━━━━━ Data records ━━━━━

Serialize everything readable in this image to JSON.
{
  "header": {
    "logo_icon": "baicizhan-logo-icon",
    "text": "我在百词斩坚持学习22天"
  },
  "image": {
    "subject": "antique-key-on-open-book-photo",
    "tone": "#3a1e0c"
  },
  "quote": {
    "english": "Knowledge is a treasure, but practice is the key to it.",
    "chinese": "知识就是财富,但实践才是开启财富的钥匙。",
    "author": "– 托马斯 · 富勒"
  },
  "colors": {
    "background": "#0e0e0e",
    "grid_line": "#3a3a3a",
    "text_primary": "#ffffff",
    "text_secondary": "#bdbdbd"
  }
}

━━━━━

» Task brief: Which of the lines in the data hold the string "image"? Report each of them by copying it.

» Output for this exercise:
Serialize everything readable in this image to JSON.
  "image": {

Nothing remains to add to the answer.